    Libre Learn Lab is a two-day summit for people who create, use and implement freely licensed resources for K-12 education, bringing together educators, policy experts, software developers, hardware hackers, and activists to share best practices and address the challenges of widespread adoption of these resources in education. The 2nd biennial conference is Saturday, October 8th, and Sunday, October 9th, at the MIT Tang Center. The keynote addresses will be delivered by the FSF’s own Richard M. Stallman, former Chief Open Education Advisor Andrew Marcinek and founder of HacKIDemia Stefania Druga. At the event, there will be a special tribute to Dr. Seymour Papert (the father of educational computing) by Dr. Cynthia Solomon.

Security Leftovers

  • Friday's security advisories
  • ICANN grinds forward on crucial DNS root zone signing key update
    The Internet Corporation for Assigned Names and Numbers is moving -- carefully -- to upgrade the DNS root zone key by which all domains can be authenticated under the DNS Security Extensions protocol. ICANN is the organization responsible for managing the Domain Name System, and DNS Security Extensions (DNSSEC) authenticates DNS responses, preventing man-in-the-middle attacks in which the attacker hijacks legitimate domain resolution requests and replaces them with fraudulent domain addresses. DNSSEC still relies on the original DNS root zone key generated in 2010. That 1024-bit RSA key is scheduled to be replaced with a 2048-bit RSA key next October. Although experts are split over the effectiveness of DNSSEC, the update of the current root zone key signing key (KSK) is long overdue.
  • Cybersecurity isn't an IT problem, it's a business problem

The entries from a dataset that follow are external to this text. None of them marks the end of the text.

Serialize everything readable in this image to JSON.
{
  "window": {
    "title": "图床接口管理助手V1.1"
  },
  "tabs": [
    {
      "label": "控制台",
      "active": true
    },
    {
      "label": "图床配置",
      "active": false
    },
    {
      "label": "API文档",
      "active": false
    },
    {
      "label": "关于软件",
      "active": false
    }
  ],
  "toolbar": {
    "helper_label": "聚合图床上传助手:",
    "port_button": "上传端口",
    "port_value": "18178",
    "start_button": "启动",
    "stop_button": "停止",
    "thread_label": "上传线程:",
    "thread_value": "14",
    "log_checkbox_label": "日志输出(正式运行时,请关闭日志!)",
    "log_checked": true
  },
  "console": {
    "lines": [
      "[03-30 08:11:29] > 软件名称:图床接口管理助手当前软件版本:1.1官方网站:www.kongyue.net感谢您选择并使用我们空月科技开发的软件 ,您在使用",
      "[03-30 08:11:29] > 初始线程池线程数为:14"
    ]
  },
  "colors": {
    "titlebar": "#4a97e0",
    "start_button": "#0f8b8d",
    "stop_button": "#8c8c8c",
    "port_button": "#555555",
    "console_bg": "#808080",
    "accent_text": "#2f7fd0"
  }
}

    The emergence of the CISO is a relatively recent phenomenon at many companies. Their success often relies upon educating the business from the ground up. In the process, companies become a lot better about how to handle security and certainly learn how not to handle it. As a CIO, knowing the pulse of security is critical. I oversee a monthly technology steering committee that all the executives attend. The CISO reports during this meeting on the state of the security program. He also does an excellent job of putting risk metrics out there, color coded by red, yellow, and green. This kind of color grading allows us to focus attention on where we are and what we’re doing about it.